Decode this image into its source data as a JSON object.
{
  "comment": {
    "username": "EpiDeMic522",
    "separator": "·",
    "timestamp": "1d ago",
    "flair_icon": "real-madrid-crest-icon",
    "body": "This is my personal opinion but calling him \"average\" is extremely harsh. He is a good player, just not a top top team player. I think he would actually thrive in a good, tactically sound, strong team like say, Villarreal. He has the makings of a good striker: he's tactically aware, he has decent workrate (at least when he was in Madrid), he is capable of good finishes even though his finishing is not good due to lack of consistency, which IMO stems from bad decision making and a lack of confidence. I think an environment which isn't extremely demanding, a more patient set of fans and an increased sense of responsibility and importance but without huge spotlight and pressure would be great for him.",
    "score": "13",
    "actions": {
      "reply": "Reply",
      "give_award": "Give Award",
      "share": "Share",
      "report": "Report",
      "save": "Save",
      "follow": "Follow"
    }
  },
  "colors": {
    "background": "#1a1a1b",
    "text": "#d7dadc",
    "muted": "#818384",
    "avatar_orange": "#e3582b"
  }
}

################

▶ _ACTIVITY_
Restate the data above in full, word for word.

▶ _ANSWER TO THE EXERCISE_
Decode this image into its source data as a JSON object.
{
  "comment": {
    "username": "EpiDeMic522",
    "separator": "·",
    "timestamp": "1d ago",
    "flair_icon": "real-madrid-crest-icon",
    "body": "This is my personal opinion but calling him \"average\" is extremely harsh. He is a good player, just not a top top team player. I think he would actually thrive in a good, tactically sound, strong team like say, Villarreal. He has the makings of a good striker: he's tactically aware, he has decent workrate (at least when he was in Madrid), he is capable of good finishes even though his finishing is not good due to lack of consistency, which IMO stems from bad decision making and a lack of confidence. I think an environment which isn't extremely demanding, a more patient set of fans and an increased sense of responsibility and importance but without huge spotlight and pressure would be great for him.",
    "score": "13",
    "actions": {
      "reply": "Reply",
      "give_award": "Give Award",
      "share": "Share",
      "report": "Report",
      "save": "Save",
      "follow": "Follow"
    }
  },
  "colors": {
    "background": "#1a1a1b",
    "text": "#d7dadc",
    "muted": "#818384",
    "avatar_orange": "#e3582b"
  }
}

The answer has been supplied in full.